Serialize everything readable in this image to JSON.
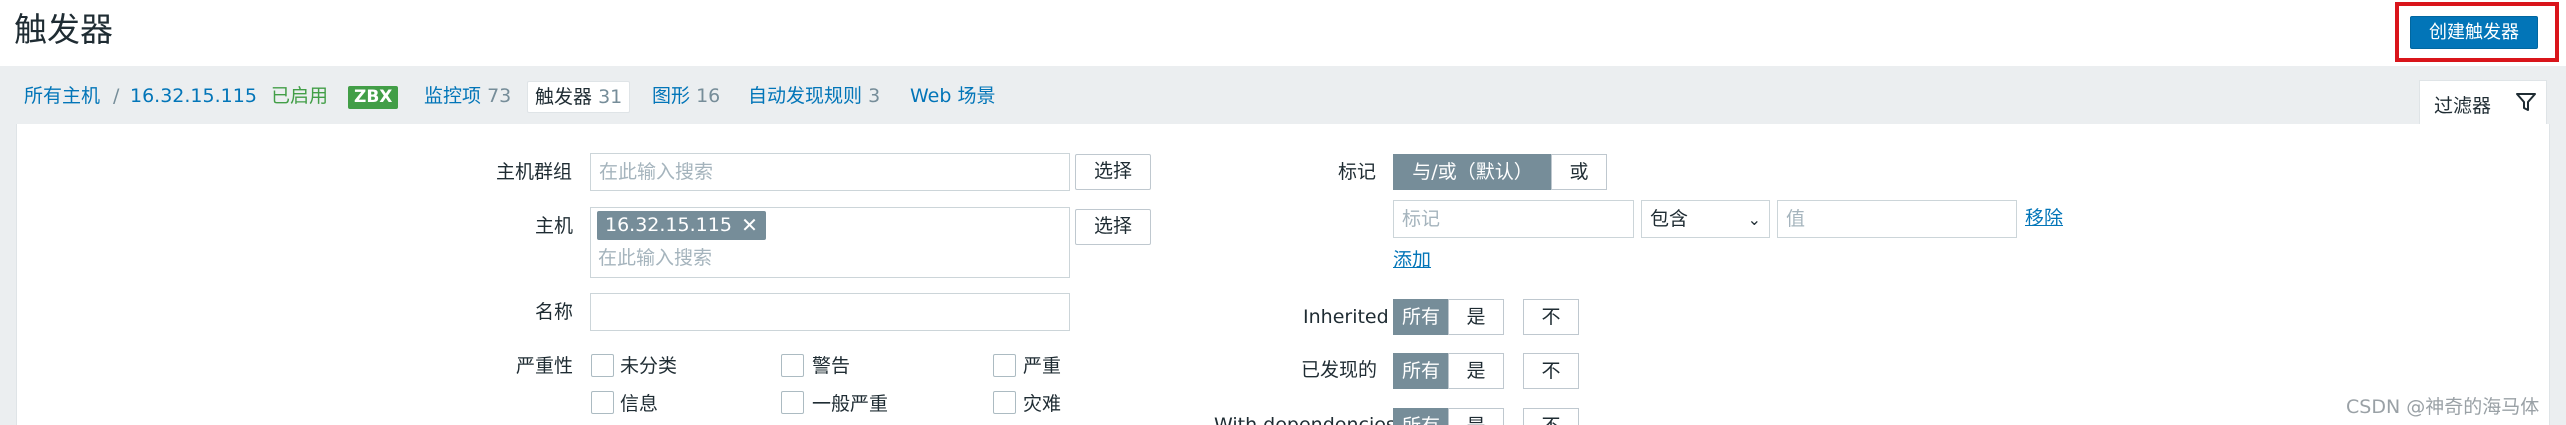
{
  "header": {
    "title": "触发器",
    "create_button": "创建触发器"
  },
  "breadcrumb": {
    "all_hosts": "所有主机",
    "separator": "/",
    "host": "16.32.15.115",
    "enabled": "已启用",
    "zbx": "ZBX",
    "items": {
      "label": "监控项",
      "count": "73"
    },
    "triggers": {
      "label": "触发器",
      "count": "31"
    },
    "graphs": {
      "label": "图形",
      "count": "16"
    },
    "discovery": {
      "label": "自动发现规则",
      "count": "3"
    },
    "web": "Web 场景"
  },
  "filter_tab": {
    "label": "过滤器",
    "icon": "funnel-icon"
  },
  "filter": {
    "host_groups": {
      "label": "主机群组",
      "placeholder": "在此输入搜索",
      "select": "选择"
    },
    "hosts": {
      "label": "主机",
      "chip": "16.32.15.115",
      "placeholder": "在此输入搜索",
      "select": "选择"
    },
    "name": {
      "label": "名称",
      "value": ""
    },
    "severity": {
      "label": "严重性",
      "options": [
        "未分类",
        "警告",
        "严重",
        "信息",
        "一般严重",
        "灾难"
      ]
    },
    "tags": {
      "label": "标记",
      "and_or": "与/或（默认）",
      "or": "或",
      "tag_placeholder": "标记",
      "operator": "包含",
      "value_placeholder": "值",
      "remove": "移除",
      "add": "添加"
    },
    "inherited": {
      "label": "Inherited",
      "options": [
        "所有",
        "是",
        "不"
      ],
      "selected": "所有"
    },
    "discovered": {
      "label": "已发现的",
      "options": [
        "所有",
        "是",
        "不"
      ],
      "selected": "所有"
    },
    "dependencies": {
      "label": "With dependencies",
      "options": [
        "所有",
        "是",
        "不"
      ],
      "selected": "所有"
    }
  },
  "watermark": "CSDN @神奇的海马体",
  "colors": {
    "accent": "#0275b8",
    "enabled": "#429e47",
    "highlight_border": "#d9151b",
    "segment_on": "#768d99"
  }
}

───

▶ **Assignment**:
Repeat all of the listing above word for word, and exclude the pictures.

▶ **Written reply**:
Serialize everything readable in this image to JSON.
{
  "header": {
    "title": "触发器",
    "create_button": "创建触发器"
  },
  "breadcrumb": {
    "all_hosts": "所有主机",
    "separator": "/",
    "host": "16.32.15.115",
    "enabled": "已启用",
    "zbx": "ZBX",
    "items": {
      "label": "监控项",
      "count": "73"
    },
    "triggers": {
      "label": "触发器",
      "count": "31"
    },
    "graphs": {
      "label": "图形",
      "count": "16"
    },
    "discovery": {
      "label": "自动发现规则",
      "count": "3"
    },
    "web": "Web 场景"
  },
  "filter_tab": {
    "label": "过滤器",
    "icon": "funnel-icon"
  },
  "filter": {
    "host_groups": {
      "label": "主机群组",
      "placeholder": "在此输入搜索",
      "select": "选择"
    },
    "hosts": {
      "label": "主机",
      "chip": "16.32.15.115",
      "placeholder": "在此输入搜索",
      "select": "选择"
    },
    "name": {
      "label": "名称",
      "value": ""
    },
    "severity": {
      "label": "严重性",
      "options": [
        "未分类",
        "警告",
        "严重",
        "信息",
        "一般严重",
        "灾难"
      ]
    },
    "tags": {
      "label": "标记",
      "and_or": "与/或（默认）",
      "or": "或",
      "tag_placeholder": "标记",
      "operator": "包含",
      "value_placeholder": "值",
      "remove": "移除",
      "add": "添加"
    },
    "inherited": {
      "label": "Inherited",
      "options": [
        "所有",
        "是",
        "不"
      ],
      "selected": "所有"
    },
    "discovered": {
      "label": "已发现的",
      "options": [
        "所有",
        "是",
        "不"
      ],
      "selected": "所有"
    },
    "dependencies": {
      "label": "With dependencies",
      "options": [
        "所有",
        "是",
        "不"
      ],
      "selected": "所有"
    }
  },
  "watermark": "CSDN @神奇的海马体",
  "colors": {
    "accent": "#0275b8",
    "enabled": "#429e47",
    "highlight_border": "#d9151b",
    "segment_on": "#768d99"
  }
}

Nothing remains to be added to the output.